**What to work on:**
Return all lines from the entries below in which the word "background" is present.

Element data from apps and pages
☆ ☆ ☆ ☆

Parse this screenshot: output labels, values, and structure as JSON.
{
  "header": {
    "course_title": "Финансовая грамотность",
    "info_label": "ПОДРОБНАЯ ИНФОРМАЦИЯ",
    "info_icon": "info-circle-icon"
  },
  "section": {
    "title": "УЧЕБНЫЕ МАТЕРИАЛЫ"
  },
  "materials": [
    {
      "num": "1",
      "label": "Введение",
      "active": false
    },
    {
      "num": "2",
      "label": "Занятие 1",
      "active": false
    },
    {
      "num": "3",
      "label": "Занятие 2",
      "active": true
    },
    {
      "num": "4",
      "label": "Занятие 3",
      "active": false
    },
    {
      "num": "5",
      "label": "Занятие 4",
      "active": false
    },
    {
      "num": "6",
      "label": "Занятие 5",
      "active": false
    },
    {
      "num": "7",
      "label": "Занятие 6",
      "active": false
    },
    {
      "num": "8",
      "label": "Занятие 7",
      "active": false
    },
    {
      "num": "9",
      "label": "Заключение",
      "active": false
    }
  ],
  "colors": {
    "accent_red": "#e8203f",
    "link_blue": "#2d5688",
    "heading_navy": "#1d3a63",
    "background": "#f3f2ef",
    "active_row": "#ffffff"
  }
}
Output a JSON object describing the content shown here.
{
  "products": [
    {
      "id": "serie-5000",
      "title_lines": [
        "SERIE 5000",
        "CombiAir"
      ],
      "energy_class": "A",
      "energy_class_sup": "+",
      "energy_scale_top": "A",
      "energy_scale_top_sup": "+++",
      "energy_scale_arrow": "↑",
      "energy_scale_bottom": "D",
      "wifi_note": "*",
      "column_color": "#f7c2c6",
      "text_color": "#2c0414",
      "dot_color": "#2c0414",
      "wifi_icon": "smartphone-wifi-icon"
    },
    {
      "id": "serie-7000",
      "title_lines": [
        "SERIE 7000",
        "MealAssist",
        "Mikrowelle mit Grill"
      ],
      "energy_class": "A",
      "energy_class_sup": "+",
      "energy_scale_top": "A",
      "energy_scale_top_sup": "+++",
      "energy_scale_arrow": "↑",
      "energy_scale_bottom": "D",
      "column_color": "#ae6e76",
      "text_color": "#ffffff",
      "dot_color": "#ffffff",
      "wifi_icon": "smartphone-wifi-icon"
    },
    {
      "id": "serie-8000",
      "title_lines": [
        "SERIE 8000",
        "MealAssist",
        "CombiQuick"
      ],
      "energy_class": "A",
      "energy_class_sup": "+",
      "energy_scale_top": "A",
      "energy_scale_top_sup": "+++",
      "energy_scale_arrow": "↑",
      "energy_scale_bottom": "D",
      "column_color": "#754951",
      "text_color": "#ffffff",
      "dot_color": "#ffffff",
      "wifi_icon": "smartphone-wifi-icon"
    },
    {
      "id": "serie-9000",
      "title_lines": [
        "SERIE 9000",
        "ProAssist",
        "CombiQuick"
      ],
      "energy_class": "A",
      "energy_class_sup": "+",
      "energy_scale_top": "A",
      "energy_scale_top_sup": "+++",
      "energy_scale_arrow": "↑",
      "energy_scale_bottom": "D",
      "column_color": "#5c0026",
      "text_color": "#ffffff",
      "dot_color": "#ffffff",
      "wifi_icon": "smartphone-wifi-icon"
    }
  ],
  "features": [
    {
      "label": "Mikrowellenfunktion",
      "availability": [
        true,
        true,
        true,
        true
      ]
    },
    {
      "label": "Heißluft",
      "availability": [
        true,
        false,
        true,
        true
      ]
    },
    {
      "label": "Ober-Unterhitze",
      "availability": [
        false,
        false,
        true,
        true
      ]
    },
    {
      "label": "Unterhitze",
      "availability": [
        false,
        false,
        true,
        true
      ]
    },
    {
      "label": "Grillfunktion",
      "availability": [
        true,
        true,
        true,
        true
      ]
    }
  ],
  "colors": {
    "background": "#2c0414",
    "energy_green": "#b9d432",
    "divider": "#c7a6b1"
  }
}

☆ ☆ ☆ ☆

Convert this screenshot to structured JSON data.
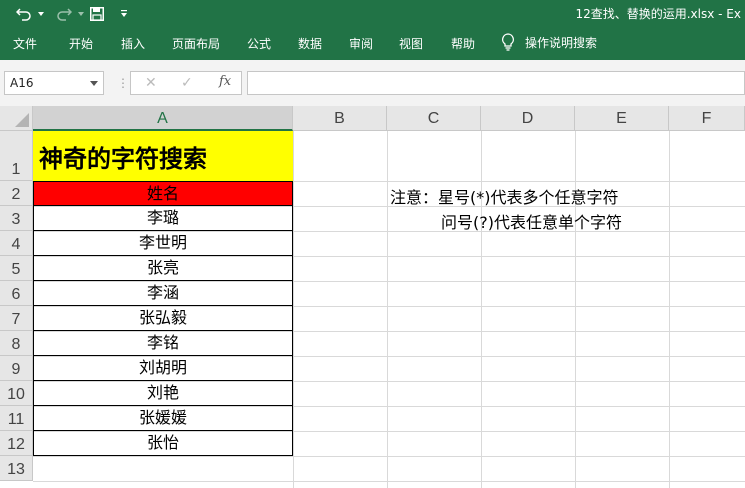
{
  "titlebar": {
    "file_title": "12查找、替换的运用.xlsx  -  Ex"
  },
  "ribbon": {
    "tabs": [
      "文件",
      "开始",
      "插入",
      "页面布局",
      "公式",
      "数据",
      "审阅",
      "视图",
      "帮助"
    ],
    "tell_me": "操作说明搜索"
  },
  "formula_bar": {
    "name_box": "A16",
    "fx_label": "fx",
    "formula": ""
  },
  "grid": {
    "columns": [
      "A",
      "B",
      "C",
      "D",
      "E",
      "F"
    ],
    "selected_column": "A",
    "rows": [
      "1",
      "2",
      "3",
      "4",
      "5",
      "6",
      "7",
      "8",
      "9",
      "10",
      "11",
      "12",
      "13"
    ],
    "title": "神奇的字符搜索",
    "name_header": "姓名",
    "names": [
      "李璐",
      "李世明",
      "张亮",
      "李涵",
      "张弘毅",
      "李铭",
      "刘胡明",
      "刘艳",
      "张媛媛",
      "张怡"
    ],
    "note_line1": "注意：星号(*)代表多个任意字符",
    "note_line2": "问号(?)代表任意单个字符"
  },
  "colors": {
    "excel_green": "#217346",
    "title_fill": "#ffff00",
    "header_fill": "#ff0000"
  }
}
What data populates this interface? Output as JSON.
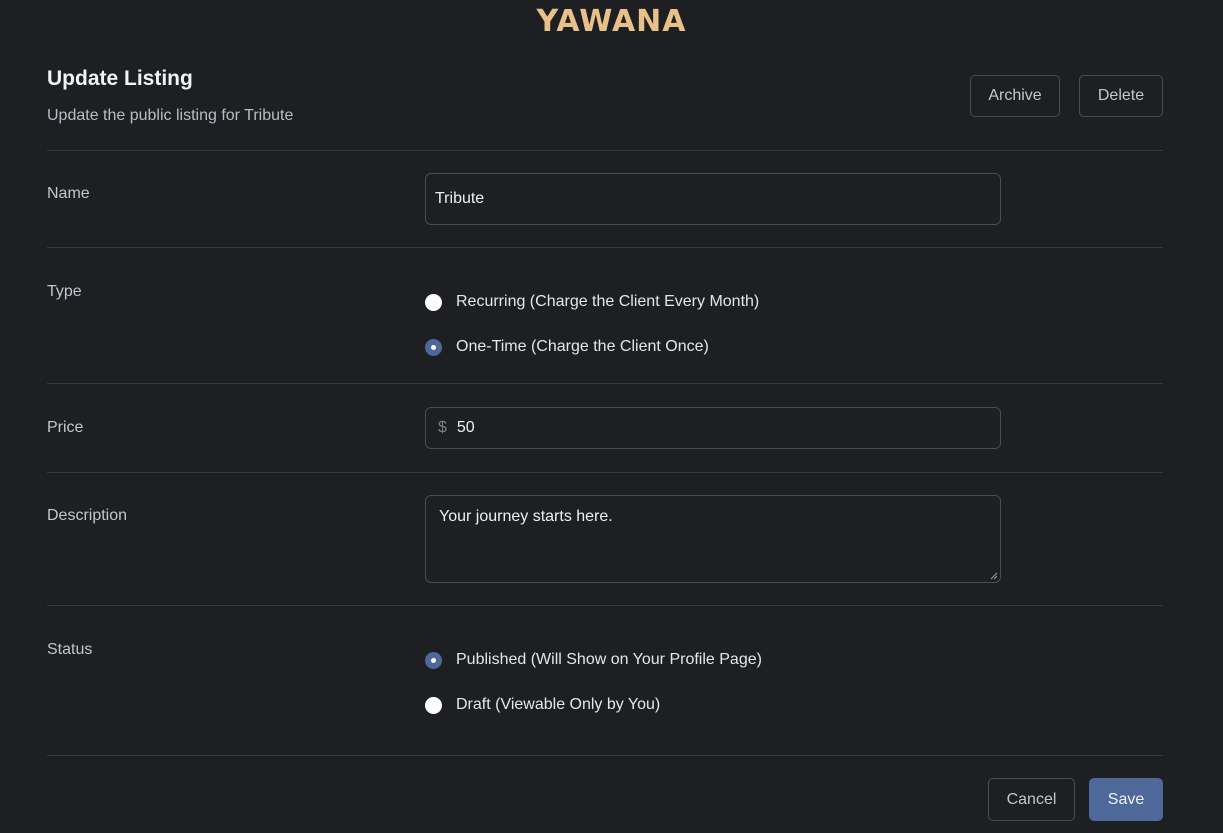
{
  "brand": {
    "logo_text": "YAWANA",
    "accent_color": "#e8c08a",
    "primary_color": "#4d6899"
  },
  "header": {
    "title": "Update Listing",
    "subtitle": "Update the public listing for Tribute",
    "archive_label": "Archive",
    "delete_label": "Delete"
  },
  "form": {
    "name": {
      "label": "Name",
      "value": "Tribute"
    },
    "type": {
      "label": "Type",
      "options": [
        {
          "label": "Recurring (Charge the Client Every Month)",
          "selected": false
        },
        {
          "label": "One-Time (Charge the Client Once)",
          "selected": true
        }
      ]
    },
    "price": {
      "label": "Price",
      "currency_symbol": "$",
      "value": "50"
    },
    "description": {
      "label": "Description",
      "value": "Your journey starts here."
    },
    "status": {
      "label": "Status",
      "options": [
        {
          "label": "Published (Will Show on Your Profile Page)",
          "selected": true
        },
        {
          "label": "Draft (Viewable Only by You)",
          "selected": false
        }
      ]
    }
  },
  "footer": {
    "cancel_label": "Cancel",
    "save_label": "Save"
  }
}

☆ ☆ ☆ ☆

**Solution:**
    "background": "#f3f2ef",
    "background": "#2c0414",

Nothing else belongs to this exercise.